==== Information shown ====

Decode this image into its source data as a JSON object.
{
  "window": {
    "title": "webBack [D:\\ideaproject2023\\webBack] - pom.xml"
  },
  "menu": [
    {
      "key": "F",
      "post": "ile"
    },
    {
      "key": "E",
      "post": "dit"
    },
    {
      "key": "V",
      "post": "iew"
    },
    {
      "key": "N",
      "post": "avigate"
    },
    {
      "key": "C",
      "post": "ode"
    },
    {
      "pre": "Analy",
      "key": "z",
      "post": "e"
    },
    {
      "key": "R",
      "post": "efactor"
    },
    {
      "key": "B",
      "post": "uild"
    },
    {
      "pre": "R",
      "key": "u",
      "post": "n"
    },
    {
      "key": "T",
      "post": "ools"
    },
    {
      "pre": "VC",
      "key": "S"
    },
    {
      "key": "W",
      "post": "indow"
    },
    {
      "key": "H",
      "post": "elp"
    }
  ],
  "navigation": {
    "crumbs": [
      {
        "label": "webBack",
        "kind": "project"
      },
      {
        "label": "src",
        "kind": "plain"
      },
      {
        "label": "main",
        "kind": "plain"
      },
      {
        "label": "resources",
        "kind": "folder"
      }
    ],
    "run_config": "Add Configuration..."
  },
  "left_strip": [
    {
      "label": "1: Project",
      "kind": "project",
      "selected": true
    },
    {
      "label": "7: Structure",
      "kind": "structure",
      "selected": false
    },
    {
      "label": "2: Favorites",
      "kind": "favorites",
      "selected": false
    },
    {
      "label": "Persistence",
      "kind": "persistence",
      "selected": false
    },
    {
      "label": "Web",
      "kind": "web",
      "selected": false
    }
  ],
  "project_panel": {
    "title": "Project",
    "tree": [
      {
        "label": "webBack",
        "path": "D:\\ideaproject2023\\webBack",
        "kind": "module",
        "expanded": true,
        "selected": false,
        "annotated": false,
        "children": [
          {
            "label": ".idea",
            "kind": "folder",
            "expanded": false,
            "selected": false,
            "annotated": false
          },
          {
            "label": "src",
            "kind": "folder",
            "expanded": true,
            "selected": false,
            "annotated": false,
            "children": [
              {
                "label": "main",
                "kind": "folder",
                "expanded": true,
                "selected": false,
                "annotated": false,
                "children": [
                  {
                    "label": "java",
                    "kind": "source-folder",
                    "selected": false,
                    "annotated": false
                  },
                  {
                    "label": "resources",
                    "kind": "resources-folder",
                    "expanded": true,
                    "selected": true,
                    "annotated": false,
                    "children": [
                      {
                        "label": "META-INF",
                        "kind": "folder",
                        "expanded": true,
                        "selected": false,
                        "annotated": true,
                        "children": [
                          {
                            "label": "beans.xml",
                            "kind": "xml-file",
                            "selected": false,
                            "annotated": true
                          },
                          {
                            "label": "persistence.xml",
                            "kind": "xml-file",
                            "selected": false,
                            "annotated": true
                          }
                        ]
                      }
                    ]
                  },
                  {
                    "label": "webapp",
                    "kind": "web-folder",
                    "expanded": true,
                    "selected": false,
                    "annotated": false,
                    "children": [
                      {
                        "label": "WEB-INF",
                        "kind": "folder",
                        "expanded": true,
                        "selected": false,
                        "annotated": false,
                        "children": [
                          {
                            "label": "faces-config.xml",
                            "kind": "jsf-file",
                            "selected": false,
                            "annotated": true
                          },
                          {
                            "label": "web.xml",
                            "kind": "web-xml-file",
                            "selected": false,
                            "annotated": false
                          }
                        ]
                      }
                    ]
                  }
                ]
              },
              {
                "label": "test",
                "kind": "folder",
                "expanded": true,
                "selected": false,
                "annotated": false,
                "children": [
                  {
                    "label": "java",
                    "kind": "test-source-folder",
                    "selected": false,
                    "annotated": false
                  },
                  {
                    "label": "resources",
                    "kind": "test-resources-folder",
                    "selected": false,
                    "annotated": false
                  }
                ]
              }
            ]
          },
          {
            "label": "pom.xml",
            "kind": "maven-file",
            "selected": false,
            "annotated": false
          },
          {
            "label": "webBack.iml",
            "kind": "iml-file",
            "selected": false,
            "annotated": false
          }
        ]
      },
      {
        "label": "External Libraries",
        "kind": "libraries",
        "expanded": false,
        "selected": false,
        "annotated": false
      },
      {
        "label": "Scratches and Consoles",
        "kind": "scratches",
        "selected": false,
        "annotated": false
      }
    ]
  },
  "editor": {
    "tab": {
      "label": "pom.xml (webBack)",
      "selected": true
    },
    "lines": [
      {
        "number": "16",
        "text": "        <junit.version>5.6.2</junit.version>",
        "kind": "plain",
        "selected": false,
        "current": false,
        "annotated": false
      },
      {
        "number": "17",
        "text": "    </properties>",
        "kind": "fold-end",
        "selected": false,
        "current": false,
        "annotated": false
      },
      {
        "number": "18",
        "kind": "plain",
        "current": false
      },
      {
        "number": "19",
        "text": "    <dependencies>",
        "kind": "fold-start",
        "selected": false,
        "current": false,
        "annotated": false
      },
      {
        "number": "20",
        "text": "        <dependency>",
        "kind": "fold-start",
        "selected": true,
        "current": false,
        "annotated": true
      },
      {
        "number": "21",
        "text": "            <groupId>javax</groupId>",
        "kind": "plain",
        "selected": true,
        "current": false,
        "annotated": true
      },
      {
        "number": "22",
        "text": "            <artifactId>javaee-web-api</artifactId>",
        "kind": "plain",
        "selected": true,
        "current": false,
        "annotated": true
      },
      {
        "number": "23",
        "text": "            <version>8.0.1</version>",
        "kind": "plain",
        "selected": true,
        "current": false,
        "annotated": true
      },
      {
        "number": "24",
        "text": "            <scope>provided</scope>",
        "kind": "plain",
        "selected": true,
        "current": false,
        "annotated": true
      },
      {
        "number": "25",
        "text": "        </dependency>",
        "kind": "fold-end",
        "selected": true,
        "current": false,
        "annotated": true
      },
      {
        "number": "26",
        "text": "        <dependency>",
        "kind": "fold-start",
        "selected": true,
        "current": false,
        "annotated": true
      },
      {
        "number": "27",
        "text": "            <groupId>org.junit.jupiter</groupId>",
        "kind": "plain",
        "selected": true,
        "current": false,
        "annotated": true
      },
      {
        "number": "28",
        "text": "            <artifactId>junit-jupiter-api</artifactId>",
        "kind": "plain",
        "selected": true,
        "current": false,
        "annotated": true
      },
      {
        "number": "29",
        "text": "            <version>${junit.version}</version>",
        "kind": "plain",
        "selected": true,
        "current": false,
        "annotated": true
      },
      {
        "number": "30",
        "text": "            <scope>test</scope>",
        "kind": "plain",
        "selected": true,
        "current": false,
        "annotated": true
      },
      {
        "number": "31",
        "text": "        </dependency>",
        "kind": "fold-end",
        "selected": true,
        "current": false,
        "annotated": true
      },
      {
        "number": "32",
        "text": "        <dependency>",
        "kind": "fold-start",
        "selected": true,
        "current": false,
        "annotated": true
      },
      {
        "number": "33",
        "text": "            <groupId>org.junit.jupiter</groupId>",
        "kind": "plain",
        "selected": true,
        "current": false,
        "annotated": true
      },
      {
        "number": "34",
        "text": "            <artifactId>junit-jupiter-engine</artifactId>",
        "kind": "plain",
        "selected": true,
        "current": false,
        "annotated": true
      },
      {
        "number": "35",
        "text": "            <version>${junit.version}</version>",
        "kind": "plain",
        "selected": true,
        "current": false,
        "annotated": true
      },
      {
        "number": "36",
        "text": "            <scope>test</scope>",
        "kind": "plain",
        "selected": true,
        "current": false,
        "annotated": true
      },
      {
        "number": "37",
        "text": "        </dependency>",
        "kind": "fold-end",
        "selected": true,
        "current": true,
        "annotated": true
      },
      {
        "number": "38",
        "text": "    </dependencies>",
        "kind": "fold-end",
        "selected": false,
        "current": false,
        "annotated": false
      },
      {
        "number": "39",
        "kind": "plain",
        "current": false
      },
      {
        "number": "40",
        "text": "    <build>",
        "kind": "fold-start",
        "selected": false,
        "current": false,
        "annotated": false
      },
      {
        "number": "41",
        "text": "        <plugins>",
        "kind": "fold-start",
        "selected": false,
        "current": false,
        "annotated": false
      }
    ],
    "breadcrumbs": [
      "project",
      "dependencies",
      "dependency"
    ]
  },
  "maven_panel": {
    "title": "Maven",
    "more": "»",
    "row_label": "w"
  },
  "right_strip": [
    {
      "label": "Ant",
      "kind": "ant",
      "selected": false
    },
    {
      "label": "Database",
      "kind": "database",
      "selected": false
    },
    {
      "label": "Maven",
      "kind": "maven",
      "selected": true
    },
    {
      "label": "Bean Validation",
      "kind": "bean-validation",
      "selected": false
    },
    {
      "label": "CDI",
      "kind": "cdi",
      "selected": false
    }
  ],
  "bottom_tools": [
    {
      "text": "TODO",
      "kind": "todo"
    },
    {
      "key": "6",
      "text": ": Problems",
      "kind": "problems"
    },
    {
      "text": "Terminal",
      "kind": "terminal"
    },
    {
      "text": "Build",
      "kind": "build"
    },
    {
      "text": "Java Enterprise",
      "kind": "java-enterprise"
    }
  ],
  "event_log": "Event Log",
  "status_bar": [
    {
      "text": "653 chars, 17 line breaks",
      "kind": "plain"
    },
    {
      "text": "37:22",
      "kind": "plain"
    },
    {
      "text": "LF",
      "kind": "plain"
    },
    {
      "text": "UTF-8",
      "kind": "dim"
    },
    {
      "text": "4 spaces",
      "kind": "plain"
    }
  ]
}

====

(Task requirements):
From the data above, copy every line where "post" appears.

(Output for this task):
      "post": "ile"
      "post": "dit"
      "post": "iew"
      "post": "avigate"
      "post": "ode"
      "post": "e"
      "post": "efactor"
      "post": "uild"
      "post": "n"
      "post": "ools"
      "post": "indow"
      "post": "elp"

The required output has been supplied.